◆ Study material ◆
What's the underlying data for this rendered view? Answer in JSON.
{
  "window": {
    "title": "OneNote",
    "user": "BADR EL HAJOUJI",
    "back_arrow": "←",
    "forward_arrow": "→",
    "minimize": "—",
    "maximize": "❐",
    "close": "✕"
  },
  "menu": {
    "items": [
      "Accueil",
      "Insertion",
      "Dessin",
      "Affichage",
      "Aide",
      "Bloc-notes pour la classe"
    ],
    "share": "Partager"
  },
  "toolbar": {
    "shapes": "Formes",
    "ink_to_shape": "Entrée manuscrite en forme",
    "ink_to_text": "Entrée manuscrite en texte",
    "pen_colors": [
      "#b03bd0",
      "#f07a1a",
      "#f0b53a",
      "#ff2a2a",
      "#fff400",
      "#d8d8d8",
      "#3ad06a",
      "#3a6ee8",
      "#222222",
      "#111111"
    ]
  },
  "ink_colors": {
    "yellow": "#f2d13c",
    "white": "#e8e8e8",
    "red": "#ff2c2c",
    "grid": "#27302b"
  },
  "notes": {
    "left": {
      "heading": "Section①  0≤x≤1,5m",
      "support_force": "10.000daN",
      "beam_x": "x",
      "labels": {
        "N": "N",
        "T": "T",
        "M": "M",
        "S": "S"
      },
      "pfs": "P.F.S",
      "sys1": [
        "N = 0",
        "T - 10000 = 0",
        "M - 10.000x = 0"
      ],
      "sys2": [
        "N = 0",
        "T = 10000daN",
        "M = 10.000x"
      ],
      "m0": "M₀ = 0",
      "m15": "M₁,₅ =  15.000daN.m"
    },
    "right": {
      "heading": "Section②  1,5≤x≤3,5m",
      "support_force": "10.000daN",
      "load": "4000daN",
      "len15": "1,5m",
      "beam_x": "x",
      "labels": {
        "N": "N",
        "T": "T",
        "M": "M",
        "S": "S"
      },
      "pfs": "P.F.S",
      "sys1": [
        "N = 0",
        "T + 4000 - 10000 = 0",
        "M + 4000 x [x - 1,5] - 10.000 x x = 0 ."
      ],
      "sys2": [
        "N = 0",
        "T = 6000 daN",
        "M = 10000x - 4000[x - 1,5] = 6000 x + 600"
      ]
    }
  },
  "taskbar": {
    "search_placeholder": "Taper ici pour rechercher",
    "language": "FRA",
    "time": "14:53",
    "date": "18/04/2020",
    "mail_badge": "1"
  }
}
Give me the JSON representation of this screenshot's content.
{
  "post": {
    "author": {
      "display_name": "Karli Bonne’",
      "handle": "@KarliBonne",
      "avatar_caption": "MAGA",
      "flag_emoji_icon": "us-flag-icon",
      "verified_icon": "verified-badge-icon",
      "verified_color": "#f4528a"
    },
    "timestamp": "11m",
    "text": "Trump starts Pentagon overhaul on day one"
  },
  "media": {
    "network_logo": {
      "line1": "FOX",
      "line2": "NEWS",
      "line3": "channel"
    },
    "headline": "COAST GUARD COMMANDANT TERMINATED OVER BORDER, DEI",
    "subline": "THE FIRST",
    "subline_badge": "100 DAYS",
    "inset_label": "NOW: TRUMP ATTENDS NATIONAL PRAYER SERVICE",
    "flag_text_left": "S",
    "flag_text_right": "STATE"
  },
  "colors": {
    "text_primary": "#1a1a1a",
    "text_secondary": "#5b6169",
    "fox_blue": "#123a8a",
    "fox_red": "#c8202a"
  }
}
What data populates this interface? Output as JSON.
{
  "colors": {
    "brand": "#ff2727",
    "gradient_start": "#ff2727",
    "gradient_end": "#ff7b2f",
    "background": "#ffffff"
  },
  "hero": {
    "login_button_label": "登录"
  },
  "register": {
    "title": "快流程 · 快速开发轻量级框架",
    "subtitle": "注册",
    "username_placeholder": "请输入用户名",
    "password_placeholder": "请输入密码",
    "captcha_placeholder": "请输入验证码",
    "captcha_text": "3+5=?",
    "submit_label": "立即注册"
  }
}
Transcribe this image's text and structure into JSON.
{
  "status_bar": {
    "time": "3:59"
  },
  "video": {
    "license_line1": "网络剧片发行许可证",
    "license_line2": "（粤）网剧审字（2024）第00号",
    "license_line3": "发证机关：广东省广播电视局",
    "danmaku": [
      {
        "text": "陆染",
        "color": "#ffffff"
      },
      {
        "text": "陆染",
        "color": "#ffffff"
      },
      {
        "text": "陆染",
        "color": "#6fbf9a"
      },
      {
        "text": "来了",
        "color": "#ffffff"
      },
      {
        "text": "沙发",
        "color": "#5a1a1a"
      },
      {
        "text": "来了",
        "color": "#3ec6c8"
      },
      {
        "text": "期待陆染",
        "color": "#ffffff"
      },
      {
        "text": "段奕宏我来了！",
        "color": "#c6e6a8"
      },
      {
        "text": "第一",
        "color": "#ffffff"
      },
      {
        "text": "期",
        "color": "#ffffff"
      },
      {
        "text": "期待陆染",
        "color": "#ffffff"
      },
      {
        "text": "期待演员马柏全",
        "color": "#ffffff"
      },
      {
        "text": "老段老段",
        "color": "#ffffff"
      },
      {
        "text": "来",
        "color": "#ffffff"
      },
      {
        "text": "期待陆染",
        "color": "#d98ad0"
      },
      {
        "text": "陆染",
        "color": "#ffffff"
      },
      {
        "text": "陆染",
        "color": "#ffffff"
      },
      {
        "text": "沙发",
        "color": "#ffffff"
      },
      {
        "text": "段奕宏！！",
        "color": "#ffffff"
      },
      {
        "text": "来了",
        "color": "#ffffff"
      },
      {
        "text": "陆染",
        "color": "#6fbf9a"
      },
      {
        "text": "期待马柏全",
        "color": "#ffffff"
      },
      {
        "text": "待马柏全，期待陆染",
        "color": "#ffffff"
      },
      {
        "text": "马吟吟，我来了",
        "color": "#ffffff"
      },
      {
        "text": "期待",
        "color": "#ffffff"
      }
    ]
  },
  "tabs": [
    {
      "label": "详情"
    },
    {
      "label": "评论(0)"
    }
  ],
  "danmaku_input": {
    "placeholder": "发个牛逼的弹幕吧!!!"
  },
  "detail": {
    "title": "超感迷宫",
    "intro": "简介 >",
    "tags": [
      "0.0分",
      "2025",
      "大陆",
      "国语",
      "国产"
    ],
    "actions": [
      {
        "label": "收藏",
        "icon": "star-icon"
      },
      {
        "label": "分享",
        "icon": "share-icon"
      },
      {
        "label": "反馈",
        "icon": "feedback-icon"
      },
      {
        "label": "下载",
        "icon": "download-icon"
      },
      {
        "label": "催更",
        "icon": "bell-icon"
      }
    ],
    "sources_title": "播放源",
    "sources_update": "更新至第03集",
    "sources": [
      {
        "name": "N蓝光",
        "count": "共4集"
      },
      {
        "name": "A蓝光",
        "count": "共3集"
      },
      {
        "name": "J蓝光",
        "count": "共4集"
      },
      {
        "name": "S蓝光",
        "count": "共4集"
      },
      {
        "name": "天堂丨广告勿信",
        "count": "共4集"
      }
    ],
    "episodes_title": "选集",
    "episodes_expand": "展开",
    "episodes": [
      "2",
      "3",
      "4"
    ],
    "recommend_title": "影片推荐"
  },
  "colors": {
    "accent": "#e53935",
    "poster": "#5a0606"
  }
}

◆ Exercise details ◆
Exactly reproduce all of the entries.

◆ Expected output ◆
What's the underlying data for this rendered view? Answer in JSON.
{
  "window": {
    "title": "OneNote",
    "user": "BADR EL HAJOUJI",
    "back_arrow": "←",
    "forward_arrow": "→",
    "minimize": "—",
    "maximize": "❐",
    "close": "✕"
  },
  "menu": {
    "items": [
      "Accueil",
      "Insertion",
      "Dessin",
      "Affichage",
      "Aide",
      "Bloc-notes pour la classe"
    ],
    "share": "Partager"
  },
  "toolbar": {
    "shapes": "Formes",
    "ink_to_shape": "Entrée manuscrite en forme",
    "ink_to_text": "Entrée manuscrite en texte",
    "pen_colors": [
      "#b03bd0",
      "#f07a1a",
      "#f0b53a",
      "#ff2a2a",
      "#fff400",
      "#d8d8d8",
      "#3ad06a",
      "#3a6ee8",
      "#222222",
      "#111111"
    ]
  },
  "ink_colors": {
    "yellow": "#f2d13c",
    "white": "#e8e8e8",
    "red": "#ff2c2c",
    "grid": "#27302b"
  },
  "notes": {
    "left": {
      "heading": "Section①  0≤x≤1,5m",
      "support_force": "10.000daN",
      "beam_x": "x",
      "labels": {
        "N": "N",
        "T": "T",
        "M": "M",
        "S": "S"
      },
      "pfs": "P.F.S",
      "sys1": [
        "N = 0",
        "T - 10000 = 0",
        "M - 10.000x = 0"
      ],
      "sys2": [
        "N = 0",
        "T = 10000daN",
        "M = 10.000x"
      ],
      "m0": "M₀ = 0",
      "m15": "M₁,₅ =  15.000daN.m"
    },
    "right": {
      "heading": "Section②  1,5≤x≤3,5m",
      "support_force": "10.000daN",
      "load": "4000daN",
      "len15": "1,5m",
      "beam_x": "x",
      "labels": {
        "N": "N",
        "T": "T",
        "M": "M",
        "S": "S"
      },
      "pfs": "P.F.S",
      "sys1": [
        "N = 0",
        "T + 4000 - 10000 = 0",
        "M + 4000 x [x - 1,5] - 10.000 x x = 0 ."
      ],
      "sys2": [
        "N = 0",
        "T = 6000 daN",
        "M = 10000x - 4000[x - 1,5] = 6000 x + 600"
      ]
    }
  },
  "taskbar": {
    "search_placeholder": "Taper ici pour rechercher",
    "language": "FRA",
    "time": "14:53",
    "date": "18/04/2020",
    "mail_badge": "1"
  }
}
Give me the JSON representation of this screenshot's content.
{
  "post": {
    "author": {
      "display_name": "Karli Bonne’",
      "handle": "@KarliBonne",
      "avatar_caption": "MAGA",
      "flag_emoji_icon": "us-flag-icon",
      "verified_icon": "verified-badge-icon",
      "verified_color": "#f4528a"
    },
    "timestamp": "11m",
    "text": "Trump starts Pentagon overhaul on day one"
  },
  "media": {
    "network_logo": {
      "line1": "FOX",
      "line2": "NEWS",
      "line3": "channel"
    },
    "headline": "COAST GUARD COMMANDANT TERMINATED OVER BORDER, DEI",
    "subline": "THE FIRST",
    "subline_badge": "100 DAYS",
    "inset_label": "NOW: TRUMP ATTENDS NATIONAL PRAYER SERVICE",
    "flag_text_left": "S",
    "flag_text_right": "STATE"
  },
  "colors": {
    "text_primary": "#1a1a1a",
    "text_secondary": "#5b6169",
    "fox_blue": "#123a8a",
    "fox_red": "#c8202a"
  }
}
What data populates this interface? Output as JSON.
{
  "colors": {
    "brand": "#ff2727",
    "gradient_start": "#ff2727",
    "gradient_end": "#ff7b2f",
    "background": "#ffffff"
  },
  "hero": {
    "login_button_label": "登录"
  },
  "register": {
    "title": "快流程 · 快速开发轻量级框架",
    "subtitle": "注册",
    "username_placeholder": "请输入用户名",
    "password_placeholder": "请输入密码",
    "captcha_placeholder": "请输入验证码",
    "captcha_text": "3+5=?",
    "submit_label": "立即注册"
  }
}
Transcribe this image's text and structure into JSON.
{
  "status_bar": {
    "time": "3:59"
  },
  "video": {
    "license_line1": "网络剧片发行许可证",
    "license_line2": "（粤）网剧审字（2024）第00号",
    "license_line3": "发证机关：广东省广播电视局",
    "danmaku": [
      {
        "text": "陆染",
        "color": "#ffffff"
      },
      {
        "text": "陆染",
        "color": "#ffffff"
      },
      {
        "text": "陆染",
        "color": "#6fbf9a"
      },
      {
        "text": "来了",
        "color": "#ffffff"
      },
      {
        "text": "沙发",
        "color": "#5a1a1a"
      },
      {
        "text": "来了",
        "color": "#3ec6c8"
      },
      {
        "text": "期待陆染",
        "color": "#ffffff"
      },
      {
        "text": "段奕宏我来了！",
        "color": "#c6e6a8"
      },
      {
        "text": "第一",
        "color": "#ffffff"
      },
      {
        "text": "期",
        "color": "#ffffff"
      },
      {
        "text": "期待陆染",
        "color": "#ffffff"
      },
      {
        "text": "期待演员马柏全",
        "color": "#ffffff"
      },
      {
        "text": "老段老段",
        "color": "#ffffff"
      },
      {
        "text": "来",
        "color": "#ffffff"
      },
      {
        "text": "期待陆染",
        "color": "#d98ad0"
      },
      {
        "text": "陆染",
        "color": "#ffffff"
      },
      {
        "text": "陆染",
        "color": "#ffffff"
      },
      {
        "text": "沙发",
        "color": "#ffffff"
      },
      {
        "text": "段奕宏！！",
        "color": "#ffffff"
      },
      {
        "text": "来了",
        "color": "#ffffff"
      },
      {
        "text": "陆染",
        "color": "#6fbf9a"
      },
      {
        "text": "期待马柏全",
        "color": "#ffffff"
      },
      {
        "text": "待马柏全，期待陆染",
        "color": "#ffffff"
      },
      {
        "text": "马吟吟，我来了",
        "color": "#ffffff"
      },
      {
        "text": "期待",
        "color": "#ffffff"
      }
    ]
  },
  "tabs": [
    {
      "label": "详情"
    },
    {
      "label": "评论(0)"
    }
  ],
  "danmaku_input": {
    "placeholder": "发个牛逼的弹幕吧!!!"
  },
  "detail": {
    "title": "超感迷宫",
    "intro": "简介 >",
    "tags": [
      "0.0分",
      "2025",
      "大陆",
      "国语",
      "国产"
    ],
    "actions": [
      {
        "label": "收藏",
        "icon": "star-icon"
      },
      {
        "label": "分享",
        "icon": "share-icon"
      },
      {
        "label": "反馈",
        "icon": "feedback-icon"
      },
      {
        "label": "下载",
        "icon": "download-icon"
      },
      {
        "label": "催更",
        "icon": "bell-icon"
      }
    ],
    "sources_title": "播放源",
    "sources_update": "更新至第03集",
    "sources": [
      {
        "name": "N蓝光",
        "count": "共4集"
      },
      {
        "name": "A蓝光",
        "count": "共3集"
      },
      {
        "name": "J蓝光",
        "count": "共4集"
      },
      {
        "name": "S蓝光",
        "count": "共4集"
      },
      {
        "name": "天堂丨广告勿信",
        "count": "共4集"
      }
    ],
    "episodes_title": "选集",
    "episodes_expand": "展开",
    "episodes": [
      "2",
      "3",
      "4"
    ],
    "recommend_title": "影片推荐"
  },
  "colors": {
    "accent": "#e53935",
    "poster": "#5a0606"
  }
}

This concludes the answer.